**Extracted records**

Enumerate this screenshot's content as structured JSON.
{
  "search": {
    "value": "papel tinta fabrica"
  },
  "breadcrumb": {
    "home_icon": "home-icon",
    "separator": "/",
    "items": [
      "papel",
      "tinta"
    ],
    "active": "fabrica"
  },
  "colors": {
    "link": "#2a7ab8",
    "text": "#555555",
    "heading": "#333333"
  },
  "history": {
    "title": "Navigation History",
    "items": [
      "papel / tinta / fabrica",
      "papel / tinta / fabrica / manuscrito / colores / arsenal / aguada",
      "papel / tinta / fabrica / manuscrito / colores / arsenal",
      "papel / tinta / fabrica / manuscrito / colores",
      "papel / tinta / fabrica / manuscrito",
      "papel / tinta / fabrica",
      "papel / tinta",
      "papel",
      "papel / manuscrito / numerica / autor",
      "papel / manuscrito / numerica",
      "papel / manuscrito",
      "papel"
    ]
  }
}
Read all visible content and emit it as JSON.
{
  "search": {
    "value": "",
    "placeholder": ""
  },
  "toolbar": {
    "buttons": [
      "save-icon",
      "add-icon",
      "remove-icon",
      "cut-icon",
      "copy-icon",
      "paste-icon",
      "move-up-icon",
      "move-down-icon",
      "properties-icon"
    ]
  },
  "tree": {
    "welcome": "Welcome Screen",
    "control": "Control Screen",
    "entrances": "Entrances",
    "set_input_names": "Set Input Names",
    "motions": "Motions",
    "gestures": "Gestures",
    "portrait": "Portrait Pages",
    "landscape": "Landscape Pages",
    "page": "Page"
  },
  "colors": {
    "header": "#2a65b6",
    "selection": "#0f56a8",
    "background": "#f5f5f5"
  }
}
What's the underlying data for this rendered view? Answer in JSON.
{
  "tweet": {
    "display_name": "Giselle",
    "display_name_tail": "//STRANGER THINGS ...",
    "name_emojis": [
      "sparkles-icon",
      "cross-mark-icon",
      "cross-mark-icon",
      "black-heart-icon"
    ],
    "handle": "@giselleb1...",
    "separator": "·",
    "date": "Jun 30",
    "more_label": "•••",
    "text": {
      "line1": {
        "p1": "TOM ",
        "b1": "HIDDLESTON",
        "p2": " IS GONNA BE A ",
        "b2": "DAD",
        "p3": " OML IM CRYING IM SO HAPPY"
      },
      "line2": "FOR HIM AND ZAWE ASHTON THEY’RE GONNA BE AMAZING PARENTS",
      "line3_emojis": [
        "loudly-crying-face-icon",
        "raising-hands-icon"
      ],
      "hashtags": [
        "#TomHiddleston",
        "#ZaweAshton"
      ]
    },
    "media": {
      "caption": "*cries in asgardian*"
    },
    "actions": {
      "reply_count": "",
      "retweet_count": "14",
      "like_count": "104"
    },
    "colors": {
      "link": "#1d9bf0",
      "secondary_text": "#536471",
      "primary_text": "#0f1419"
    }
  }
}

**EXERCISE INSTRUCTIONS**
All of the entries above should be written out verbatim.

**WORKED SOLUTION**
Enumerate this screenshot's content as structured JSON.
{
  "search": {
    "value": "papel tinta fabrica"
  },
  "breadcrumb": {
    "home_icon": "home-icon",
    "separator": "/",
    "items": [
      "papel",
      "tinta"
    ],
    "active": "fabrica"
  },
  "colors": {
    "link": "#2a7ab8",
    "text": "#555555",
    "heading": "#333333"
  },
  "history": {
    "title": "Navigation History",
    "items": [
      "papel / tinta / fabrica",
      "papel / tinta / fabrica / manuscrito / colores / arsenal / aguada",
      "papel / tinta / fabrica / manuscrito / colores / arsenal",
      "papel / tinta / fabrica / manuscrito / colores",
      "papel / tinta / fabrica / manuscrito",
      "papel / tinta / fabrica",
      "papel / tinta",
      "papel",
      "papel / manuscrito / numerica / autor",
      "papel / manuscrito / numerica",
      "papel / manuscrito",
      "papel"
    ]
  }
}
Read all visible content and emit it as JSON.
{
  "search": {
    "value": "",
    "placeholder": ""
  },
  "toolbar": {
    "buttons": [
      "save-icon",
      "add-icon",
      "remove-icon",
      "cut-icon",
      "copy-icon",
      "paste-icon",
      "move-up-icon",
      "move-down-icon",
      "properties-icon"
    ]
  },
  "tree": {
    "welcome": "Welcome Screen",
    "control": "Control Screen",
    "entrances": "Entrances",
    "set_input_names": "Set Input Names",
    "motions": "Motions",
    "gestures": "Gestures",
    "portrait": "Portrait Pages",
    "landscape": "Landscape Pages",
    "page": "Page"
  },
  "colors": {
    "header": "#2a65b6",
    "selection": "#0f56a8",
    "background": "#f5f5f5"
  }
}
What's the underlying data for this rendered view? Answer in JSON.
{
  "tweet": {
    "display_name": "Giselle",
    "display_name_tail": "//STRANGER THINGS ...",
    "name_emojis": [
      "sparkles-icon",
      "cross-mark-icon",
      "cross-mark-icon",
      "black-heart-icon"
    ],
    "handle": "@giselleb1...",
    "separator": "·",
    "date": "Jun 30",
    "more_label": "•••",
    "text": {
      "line1": {
        "p1": "TOM ",
        "b1": "HIDDLESTON",
        "p2": " IS GONNA BE A ",
        "b2": "DAD",
        "p3": " OML IM CRYING IM SO HAPPY"
      },
      "line2": "FOR HIM AND ZAWE ASHTON THEY’RE GONNA BE AMAZING PARENTS",
      "line3_emojis": [
        "loudly-crying-face-icon",
        "raising-hands-icon"
      ],
      "hashtags": [
        "#TomHiddleston",
        "#ZaweAshton"
      ]
    },
    "media": {
      "caption": "*cries in asgardian*"
    },
    "actions": {
      "reply_count": "",
      "retweet_count": "14",
      "like_count": "104"
    },
    "colors": {
      "link": "#1d9bf0",
      "secondary_text": "#536471",
      "primary_text": "#0f1419"
    }
  }
}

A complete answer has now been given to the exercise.